__WORK REQUEST__: Could you reproduce all the entries under this sentence exactly, leaving the images aside?

Dataset rows describing interfaces

--------

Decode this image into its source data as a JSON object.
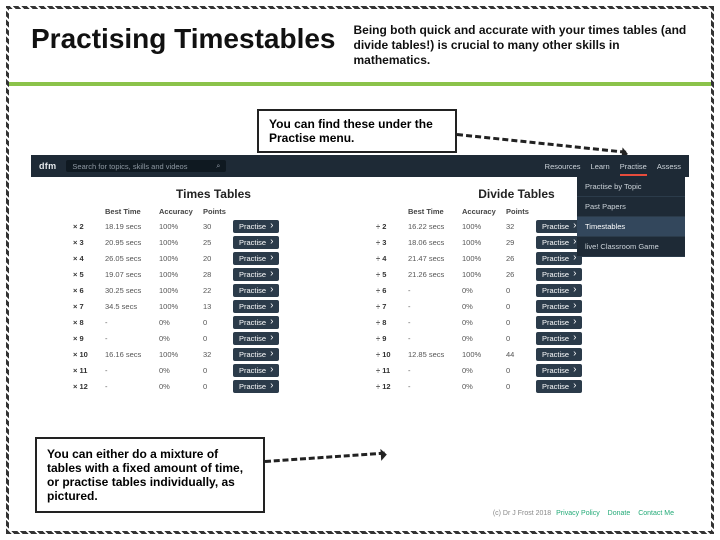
{
  "title": "Practising Timestables",
  "intro": "Being both quick and accurate with your times tables (and divide tables!) is crucial to many other skills in mathematics.",
  "callout_top": "You can find these under the Practise menu.",
  "callout_bottom": "You can either do a mixture of tables with a fixed amount of time, or practise tables individually, as pictured.",
  "nav": {
    "logo": "dfm",
    "search_placeholder": "Search for topics, skills and videos",
    "search_icon": "⌕",
    "items": [
      "Resources",
      "Learn",
      "Practise",
      "Assess"
    ],
    "active": "Practise"
  },
  "dropdown": {
    "items": [
      "Practise by Topic",
      "Past Papers",
      "Timestables",
      "live! Classroom Game"
    ],
    "active": "Timestables"
  },
  "times": {
    "title": "Times Tables",
    "headers": [
      "",
      "Best Time",
      "Accuracy",
      "Points",
      ""
    ],
    "rows": [
      {
        "label": "× 2",
        "best": "18.19 secs",
        "acc": "100%",
        "pts": "30"
      },
      {
        "label": "× 3",
        "best": "20.95 secs",
        "acc": "100%",
        "pts": "25"
      },
      {
        "label": "× 4",
        "best": "26.05 secs",
        "acc": "100%",
        "pts": "20"
      },
      {
        "label": "× 5",
        "best": "19.07 secs",
        "acc": "100%",
        "pts": "28"
      },
      {
        "label": "× 6",
        "best": "30.25 secs",
        "acc": "100%",
        "pts": "22"
      },
      {
        "label": "× 7",
        "best": "34.5 secs",
        "acc": "100%",
        "pts": "13"
      },
      {
        "label": "× 8",
        "best": "-",
        "acc": "0%",
        "pts": "0"
      },
      {
        "label": "× 9",
        "best": "-",
        "acc": "0%",
        "pts": "0"
      },
      {
        "label": "× 10",
        "best": "16.16 secs",
        "acc": "100%",
        "pts": "32"
      },
      {
        "label": "× 11",
        "best": "-",
        "acc": "0%",
        "pts": "0"
      },
      {
        "label": "× 12",
        "best": "-",
        "acc": "0%",
        "pts": "0"
      }
    ],
    "btn": "Practise"
  },
  "divide": {
    "title": "Divide Tables",
    "headers": [
      "",
      "Best Time",
      "Accuracy",
      "Points",
      ""
    ],
    "rows": [
      {
        "label": "÷ 2",
        "best": "16.22 secs",
        "acc": "100%",
        "pts": "32"
      },
      {
        "label": "÷ 3",
        "best": "18.06 secs",
        "acc": "100%",
        "pts": "29"
      },
      {
        "label": "÷ 4",
        "best": "21.47 secs",
        "acc": "100%",
        "pts": "26"
      },
      {
        "label": "÷ 5",
        "best": "21.26 secs",
        "acc": "100%",
        "pts": "26"
      },
      {
        "label": "÷ 6",
        "best": "-",
        "acc": "0%",
        "pts": "0"
      },
      {
        "label": "÷ 7",
        "best": "-",
        "acc": "0%",
        "pts": "0"
      },
      {
        "label": "÷ 8",
        "best": "-",
        "acc": "0%",
        "pts": "0"
      },
      {
        "label": "÷ 9",
        "best": "-",
        "acc": "0%",
        "pts": "0"
      },
      {
        "label": "÷ 10",
        "best": "12.85 secs",
        "acc": "100%",
        "pts": "44"
      },
      {
        "label": "÷ 11",
        "best": "-",
        "acc": "0%",
        "pts": "0"
      },
      {
        "label": "÷ 12",
        "best": "-",
        "acc": "0%",
        "pts": "0"
      }
    ],
    "btn": "Practise"
  },
  "footer": {
    "copyright": "(c) Dr J Frost 2018",
    "links": [
      "Privacy Policy",
      "Donate",
      "Contact Me"
    ]
  }
}
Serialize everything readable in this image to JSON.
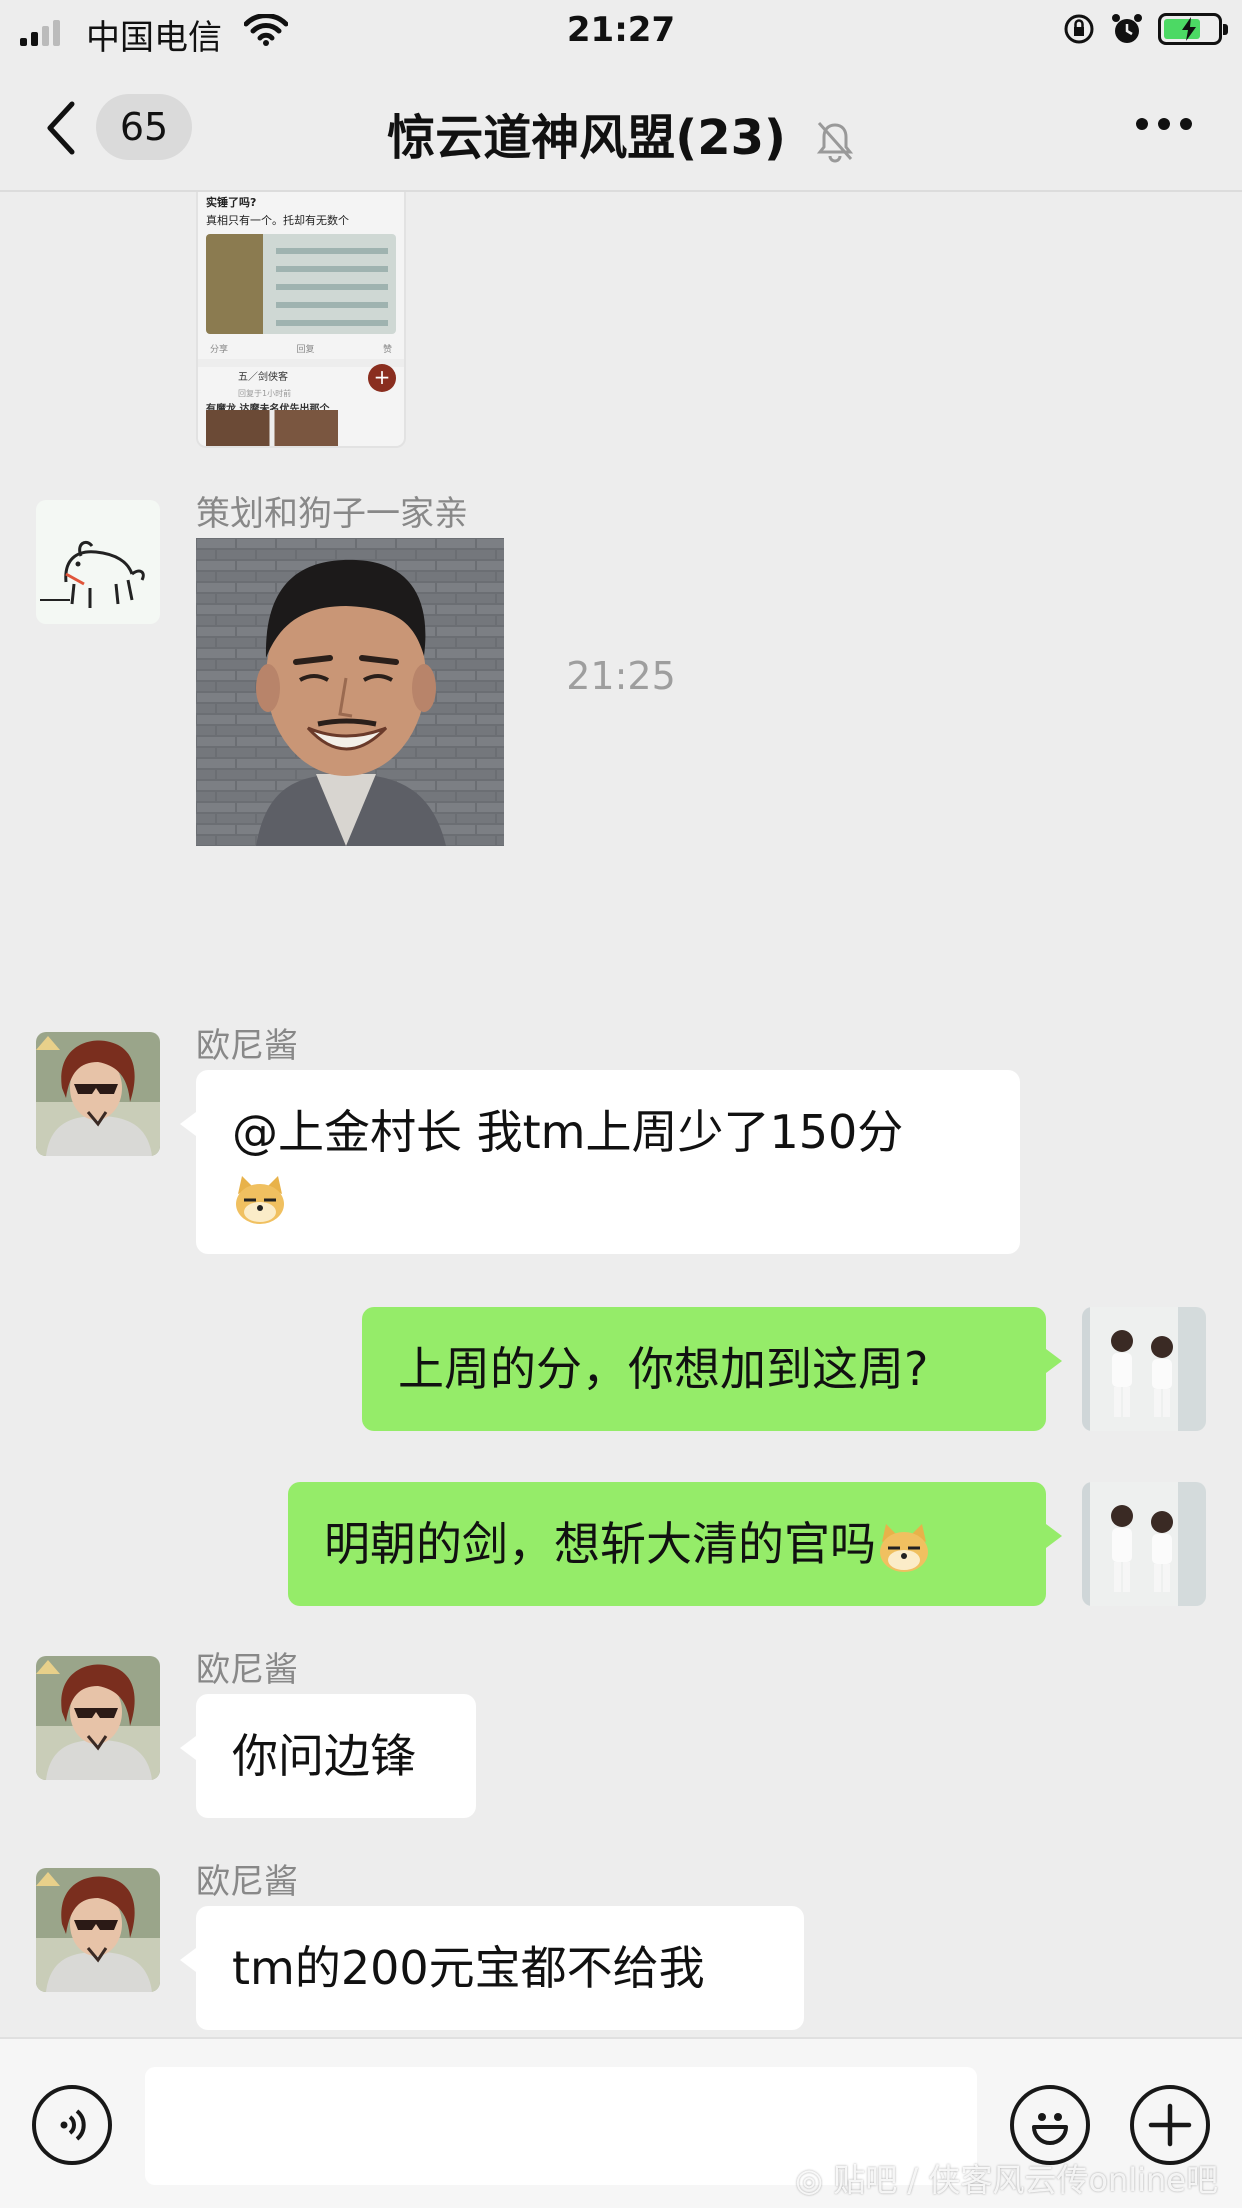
{
  "status_bar": {
    "carrier": "中国电信",
    "time": "21:27",
    "battery_level": 0.7,
    "signal_bars_filled": 2
  },
  "nav": {
    "back_icon": "chevron-left-icon",
    "unread_count": "65",
    "title": "惊云道神风盟(23)",
    "mute_icon": "bell-slash-icon",
    "more_icon": "ellipsis-icon"
  },
  "thumbnail": {
    "line1": "实锤了吗?",
    "line2": "真相只有一个。托却有无数个",
    "share": "分享",
    "reply": "回复",
    "like": "赞",
    "user": "五／剑侠客",
    "user_sub": "回复于1小时前",
    "snippet": "有魔龙 达摩未名优先出那个"
  },
  "messages": [
    {
      "sender": "策划和狗子一家亲",
      "type": "image"
    },
    {
      "timestamp": "21:25"
    },
    {
      "sender": "欧尼酱",
      "text": "@上金村长 我tm上周少了150分"
    },
    {
      "direction": "out",
      "text": "上周的分，你想加到这周?"
    },
    {
      "direction": "out",
      "text": "明朝的剑，想斩大清的官吗"
    },
    {
      "sender": "欧尼酱",
      "text": "你问边锋"
    },
    {
      "sender": "欧尼酱",
      "text": "tm的200元宝都不给我"
    }
  ],
  "input_bar": {
    "voice_icon": "voice-icon",
    "emoji_icon": "smiley-icon",
    "plus_icon": "plus-icon",
    "value": ""
  },
  "watermark": "◎ 贴吧 / 侠客风云传online吧"
}
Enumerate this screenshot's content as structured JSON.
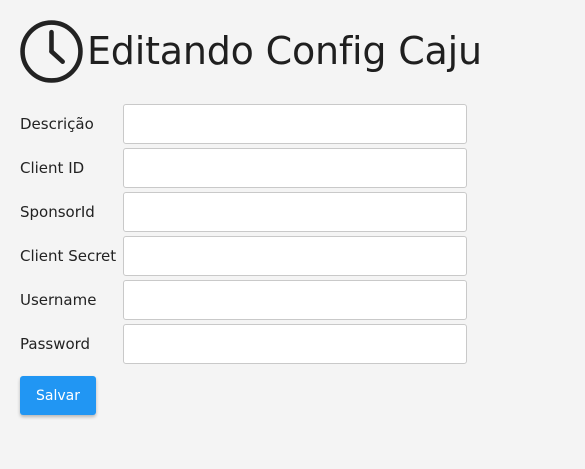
{
  "header": {
    "icon": "clock-icon",
    "title": "Editando Config Caju"
  },
  "form": {
    "fields": [
      {
        "label": "Descrição",
        "value": ""
      },
      {
        "label": "Client ID",
        "value": ""
      },
      {
        "label": "SponsorId",
        "value": ""
      },
      {
        "label": "Client Secret",
        "value": ""
      },
      {
        "label": "Username",
        "value": ""
      },
      {
        "label": "Password",
        "value": ""
      }
    ],
    "save_label": "Salvar"
  },
  "colors": {
    "background": "#f4f4f4",
    "accent": "#2196f3",
    "input_border": "#c9c9c9"
  }
}
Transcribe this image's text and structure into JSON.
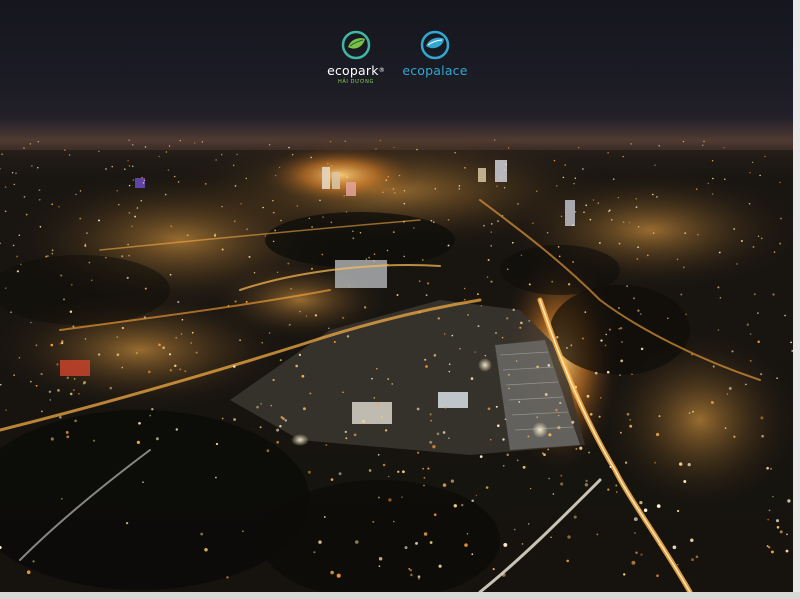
{
  "image": {
    "scene": "Aerial night cityscape",
    "palette": {
      "sky": "#1a1b24",
      "glow": "#ffb44a",
      "ground": "#14120e"
    }
  },
  "logos": {
    "ecopark": {
      "name": "ecopark",
      "mark": "®",
      "subtitle": "HẢI DƯƠNG",
      "icon": "leaf-circle-icon",
      "color": "#3fb7a4"
    },
    "ecopalace": {
      "name": "ecopalace",
      "icon": "leaf-circle-icon",
      "color": "#32a7cf"
    }
  }
}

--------

__RESPONSE FOR THIS EXERCISE__:
Decode this image into its source data as a JSON object.
{
  "title": "Practising Timestables",
  "intro": "Being both quick and accurate with your times tables (and divide tables!) is crucial to many other skills in mathematics.",
  "callout_top": "You can find these under the Practise menu.",
  "callout_bottom": "You can either do a mixture of tables with a fixed amount of time, or practise tables individually, as pictured.",
  "nav": {
    "logo": "dfm",
    "search_placeholder": "Search for topics, skills and videos",
    "search_icon": "⌕",
    "items": [
      "Resources",
      "Learn",
      "Practise",
      "Assess"
    ],
    "active": "Practise"
  },
  "dropdown": {
    "items": [
      "Practise by Topic",
      "Past Papers",
      "Timestables",
      "live! Classroom Game"
    ],
    "active": "Timestables"
  },
  "times": {
    "title": "Times Tables",
    "headers": [
      "",
      "Best Time",
      "Accuracy",
      "Points",
      ""
    ],
    "rows": [
      {
        "label": "× 2",
        "best": "18.19 secs",
        "acc": "100%",
        "pts": "30"
      },
      {
        "label": "× 3",
        "best": "20.95 secs",
        "acc": "100%",
        "pts": "25"
      },
      {
        "label": "× 4",
        "best": "26.05 secs",
        "acc": "100%",
        "pts": "20"
      },
      {
        "label": "× 5",
        "best": "19.07 secs",
        "acc": "100%",
        "pts": "28"
      },
      {
        "label": "× 6",
        "best": "30.25 secs",
        "acc": "100%",
        "pts": "22"
      },
      {
        "label": "× 7",
        "best": "34.5 secs",
        "acc": "100%",
        "pts": "13"
      },
      {
        "label": "× 8",
        "best": "-",
        "acc": "0%",
        "pts": "0"
      },
      {
        "label": "× 9",
        "best": "-",
        "acc": "0%",
        "pts": "0"
      },
      {
        "label": "× 10",
        "best": "16.16 secs",
        "acc": "100%",
        "pts": "32"
      },
      {
        "label": "× 11",
        "best": "-",
        "acc": "0%",
        "pts": "0"
      },
      {
        "label": "× 12",
        "best": "-",
        "acc": "0%",
        "pts": "0"
      }
    ],
    "btn": "Practise"
  },
  "divide": {
    "title": "Divide Tables",
    "headers": [
      "",
      "Best Time",
      "Accuracy",
      "Points",
      ""
    ],
    "rows": [
      {
        "label": "÷ 2",
        "best": "16.22 secs",
        "acc": "100%",
        "pts": "32"
      },
      {
        "label": "÷ 3",
        "best": "18.06 secs",
        "acc": "100%",
        "pts": "29"
      },
      {
        "label": "÷ 4",
        "best": "21.47 secs",
        "acc": "100%",
        "pts": "26"
      },
      {
        "label": "÷ 5",
        "best": "21.26 secs",
        "acc": "100%",
        "pts": "26"
      },
      {
        "label": "÷ 6",
        "best": "-",
        "acc": "0%",
        "pts": "0"
      },
      {
        "label": "÷ 7",
        "best": "-",
        "acc": "0%",
        "pts": "0"
      },
      {
        "label": "÷ 8",
        "best": "-",
        "acc": "0%",
        "pts": "0"
      },
      {
        "label": "÷ 9",
        "best": "-",
        "acc": "0%",
        "pts": "0"
      },
      {
        "label": "÷ 10",
        "best": "12.85 secs",
        "acc": "100%",
        "pts": "44"
      },
      {
        "label": "÷ 11",
        "best": "-",
        "acc": "0%",
        "pts": "0"
      },
      {
        "label": "÷ 12",
        "best": "-",
        "acc": "0%",
        "pts": "0"
      }
    ],
    "btn": "Practise"
  },
  "footer": {
    "copyright": "(c) Dr J Frost 2018",
    "links": [
      "Privacy Policy",
      "Donate",
      "Contact Me"
    ]
  }
}
Serialize everything readable in this image to JSON.
{
  "status_bar": {
    "carrier": "中国电信",
    "time": "21:27",
    "battery_level": 0.7,
    "signal_bars_filled": 2
  },
  "nav": {
    "back_icon": "chevron-left-icon",
    "unread_count": "65",
    "title": "惊云道神风盟(23)",
    "mute_icon": "bell-slash-icon",
    "more_icon": "ellipsis-icon"
  },
  "thumbnail": {
    "line1": "实锤了吗?",
    "line2": "真相只有一个。托却有无数个",
    "share": "分享",
    "reply": "回复",
    "like": "赞",
    "user": "五／剑侠客",
    "user_sub": "回复于1小时前",
    "snippet": "有魔龙 达摩未名优先出那个"
  },
  "messages": [
    {
      "sender": "策划和狗子一家亲",
      "type": "image"
    },
    {
      "timestamp": "21:25"
    },
    {
      "sender": "欧尼酱",
      "text": "@上金村长 我tm上周少了150分"
    },
    {
      "direction": "out",
      "text": "上周的分，你想加到这周?"
    },
    {
      "direction": "out",
      "text": "明朝的剑，想斩大清的官吗"
    },
    {
      "sender": "欧尼酱",
      "text": "你问边锋"
    },
    {
      "sender": "欧尼酱",
      "text": "tm的200元宝都不给我"
    }
  ],
  "input_bar": {
    "voice_icon": "voice-icon",
    "emoji_icon": "smiley-icon",
    "plus_icon": "plus-icon",
    "value": ""
  },
  "watermark": "◎ 贴吧 / 侠客风云传online吧"
}
Enumerate this screenshot's content as structured JSON.
{
  "header": {
    "icon": "clock-icon",
    "title": "Editando Config Caju"
  },
  "form": {
    "fields": [
      {
        "label": "Descrição",
        "value": ""
      },
      {
        "label": "Client ID",
        "value": ""
      },
      {
        "label": "SponsorId",
        "value": ""
      },
      {
        "label": "Client Secret",
        "value": ""
      },
      {
        "label": "Username",
        "value": ""
      },
      {
        "label": "Password",
        "value": ""
      }
    ],
    "save_label": "Salvar"
  },
  "colors": {
    "background": "#f4f4f4",
    "accent": "#2196f3",
    "input_border": "#c9c9c9"
  }
}
Transcribe this image's text and structure into JSON.
{
  "image": {
    "scene": "Aerial night cityscape",
    "palette": {
      "sky": "#1a1b24",
      "glow": "#ffb44a",
      "ground": "#14120e"
    }
  },
  "logos": {
    "ecopark": {
      "name": "ecopark",
      "mark": "®",
      "subtitle": "HẢI DƯƠNG",
      "icon": "leaf-circle-icon",
      "color": "#3fb7a4"
    },
    "ecopalace": {
      "name": "ecopalace",
      "icon": "leaf-circle-icon",
      "color": "#32a7cf"
    }
  }
}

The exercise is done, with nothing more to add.